My previous recent read was another novella by a very popular, well-known author, who shall remain anonymous. I finished the story, yawned, and thought: oh for %^*’s sake: another boring, solipsistic, American family story. Boooorrriiiinnng . And then I did myself a huge favour and picked up Nicola Barker’s novella.
And my capital letters are an homage to her novella I AM SOVEREIGN. She has heaps of fun playing around with the typeface. AMERICAN TYPEFACE in particular, which MS Word doesn’t offer. She has more fun with fonts ranging from huge to teeny tiny less than oh, I don’t know, 4 pt? In case you are shaking your head, take a look at the following pic from I Am Sovereign.
Hey! Shoo! Wow! etc. The four protagonists, five, if you count the Sudanese man who NB cuts out of the narrative and tells you why, to which he peevishly responds in italics; where was I ? oh yes: the entire action takes place during a house for sale viewing, over a period of twenty minutes. During which time we engage with Kabbalistic mysticism, a dictatorial self-help guru, a teddy bear maker, a Chinese wheeler dealer and her cowed daughter-translator. Towards the end of the novella, Nicola has some introspective chats with us, (the readers) about writing the novella, and about her recent trip to Normandy in France.
She also inserts periodical rants about the infuriating Auto-Correct feature of her word-processing programme that continuously changes the name of the Sudanese man – probably the main reason she excised him from the story. Both she and her copy editor are driven mad by this. We can empathise with her frustration, can’t we? Don’t even get me started on Auto Correct on WhatsApp.
So: Nicola Barker is endlessly inventive, that’s one of the joys of her work – she doesn’t churn out repetitive books, as do so many popular authors – see my grumble above.

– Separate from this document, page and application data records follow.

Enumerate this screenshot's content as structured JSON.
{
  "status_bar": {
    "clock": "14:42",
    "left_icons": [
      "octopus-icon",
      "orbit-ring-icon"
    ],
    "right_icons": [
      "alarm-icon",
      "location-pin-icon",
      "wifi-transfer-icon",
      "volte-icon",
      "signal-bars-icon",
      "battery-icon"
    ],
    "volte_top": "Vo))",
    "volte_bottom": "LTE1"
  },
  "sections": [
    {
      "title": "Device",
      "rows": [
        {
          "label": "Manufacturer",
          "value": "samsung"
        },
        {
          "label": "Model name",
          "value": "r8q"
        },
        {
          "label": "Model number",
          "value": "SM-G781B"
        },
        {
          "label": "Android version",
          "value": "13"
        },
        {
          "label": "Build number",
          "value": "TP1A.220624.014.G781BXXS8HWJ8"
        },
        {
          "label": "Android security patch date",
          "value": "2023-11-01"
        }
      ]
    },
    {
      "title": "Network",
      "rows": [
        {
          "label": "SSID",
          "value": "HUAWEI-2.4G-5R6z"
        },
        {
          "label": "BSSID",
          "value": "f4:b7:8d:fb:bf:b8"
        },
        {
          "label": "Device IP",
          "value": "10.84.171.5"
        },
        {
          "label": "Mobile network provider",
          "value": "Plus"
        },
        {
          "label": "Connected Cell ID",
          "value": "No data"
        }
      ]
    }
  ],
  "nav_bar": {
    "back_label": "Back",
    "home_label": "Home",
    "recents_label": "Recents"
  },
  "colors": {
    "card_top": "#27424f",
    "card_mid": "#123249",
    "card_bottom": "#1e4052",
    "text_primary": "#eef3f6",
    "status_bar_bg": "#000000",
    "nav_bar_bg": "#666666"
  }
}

I suppose she’s avant garde. Actually, I don’t care what she is or isn’t labelled, all I know is her books are fresh, invigorating, and hugely enjoyable. Thus far I’ve read The Cauliflower (historical and much more serious), Five Miles from Outer Hope (hilarious) and now I am Sovereign.
I can’t wait to read more!